#### [Requirement]
Every entry below should be reproduced exactly; no picture is to be included.

Data extract Start Marker

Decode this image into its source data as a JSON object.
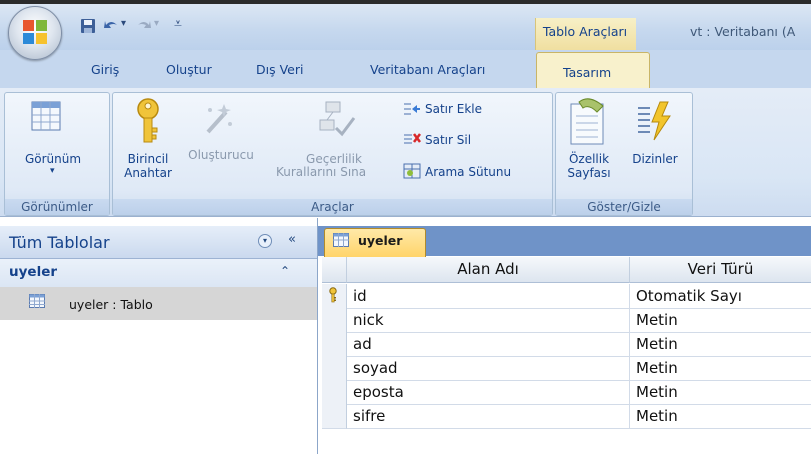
{
  "window": {
    "title": "vt : Veritabanı (A",
    "context_tab_group": "Tablo Araçları"
  },
  "quick_access": {
    "save_icon": "save-icon",
    "undo_icon": "undo-icon",
    "redo_icon": "redo-icon",
    "customize_icon": "customize-qat-icon"
  },
  "ribbon_tabs": [
    "Giriş",
    "Oluştur",
    "Dış Veri",
    "Veritabanı Araçları",
    "Tasarım"
  ],
  "ribbon": {
    "groups": {
      "views": "Görünümler",
      "tools": "Araçlar",
      "show_hide": "Göster/Gizle"
    },
    "buttons": {
      "view": "Görünüm",
      "primary_key_1": "Birincil",
      "primary_key_2": "Anahtar",
      "builder": "Oluşturucu",
      "test_rules_1": "Geçerlilik",
      "test_rules_2": "Kurallarını Sına",
      "insert_row": "Satır Ekle",
      "delete_row": "Satır Sil",
      "lookup_column": "Arama Sütunu",
      "property_sheet_1": "Özellik",
      "property_sheet_2": "Sayfası",
      "indexes": "Dizinler"
    }
  },
  "nav_pane": {
    "title": "Tüm Tablolar",
    "group": "uyeler",
    "item": "uyeler : Tablo"
  },
  "document": {
    "tab_label": "uyeler",
    "columns": [
      "Alan Adı",
      "Veri Türü"
    ],
    "rows": [
      {
        "field": "id",
        "type": "Otomatik Sayı",
        "primary_key": true
      },
      {
        "field": "nick",
        "type": "Metin",
        "primary_key": false
      },
      {
        "field": "ad",
        "type": "Metin",
        "primary_key": false
      },
      {
        "field": "soyad",
        "type": "Metin",
        "primary_key": false
      },
      {
        "field": "eposta",
        "type": "Metin",
        "primary_key": false
      },
      {
        "field": "sifre",
        "type": "Metin",
        "primary_key": false
      }
    ]
  },
  "colors": {
    "accent": "#15428b",
    "context_tab": "#f8f1cc",
    "doc_tab": "#ffd46a"
  }
}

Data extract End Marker

#### [The answer]
Decode this image into its source data as a JSON object.
{
  "window": {
    "title": "vt : Veritabanı (A",
    "context_tab_group": "Tablo Araçları"
  },
  "quick_access": {
    "save_icon": "save-icon",
    "undo_icon": "undo-icon",
    "redo_icon": "redo-icon",
    "customize_icon": "customize-qat-icon"
  },
  "ribbon_tabs": [
    "Giriş",
    "Oluştur",
    "Dış Veri",
    "Veritabanı Araçları",
    "Tasarım"
  ],
  "ribbon": {
    "groups": {
      "views": "Görünümler",
      "tools": "Araçlar",
      "show_hide": "Göster/Gizle"
    },
    "buttons": {
      "view": "Görünüm",
      "primary_key_1": "Birincil",
      "primary_key_2": "Anahtar",
      "builder": "Oluşturucu",
      "test_rules_1": "Geçerlilik",
      "test_rules_2": "Kurallarını Sına",
      "insert_row": "Satır Ekle",
      "delete_row": "Satır Sil",
      "lookup_column": "Arama Sütunu",
      "property_sheet_1": "Özellik",
      "property_sheet_2": "Sayfası",
      "indexes": "Dizinler"
    }
  },
  "nav_pane": {
    "title": "Tüm Tablolar",
    "group": "uyeler",
    "item": "uyeler : Tablo"
  },
  "document": {
    "tab_label": "uyeler",
    "columns": [
      "Alan Adı",
      "Veri Türü"
    ],
    "rows": [
      {
        "field": "id",
        "type": "Otomatik Sayı",
        "primary_key": true
      },
      {
        "field": "nick",
        "type": "Metin",
        "primary_key": false
      },
      {
        "field": "ad",
        "type": "Metin",
        "primary_key": false
      },
      {
        "field": "soyad",
        "type": "Metin",
        "primary_key": false
      },
      {
        "field": "eposta",
        "type": "Metin",
        "primary_key": false
      },
      {
        "field": "sifre",
        "type": "Metin",
        "primary_key": false
      }
    ]
  },
  "colors": {
    "accent": "#15428b",
    "context_tab": "#f8f1cc",
    "doc_tab": "#ffd46a"
  }
}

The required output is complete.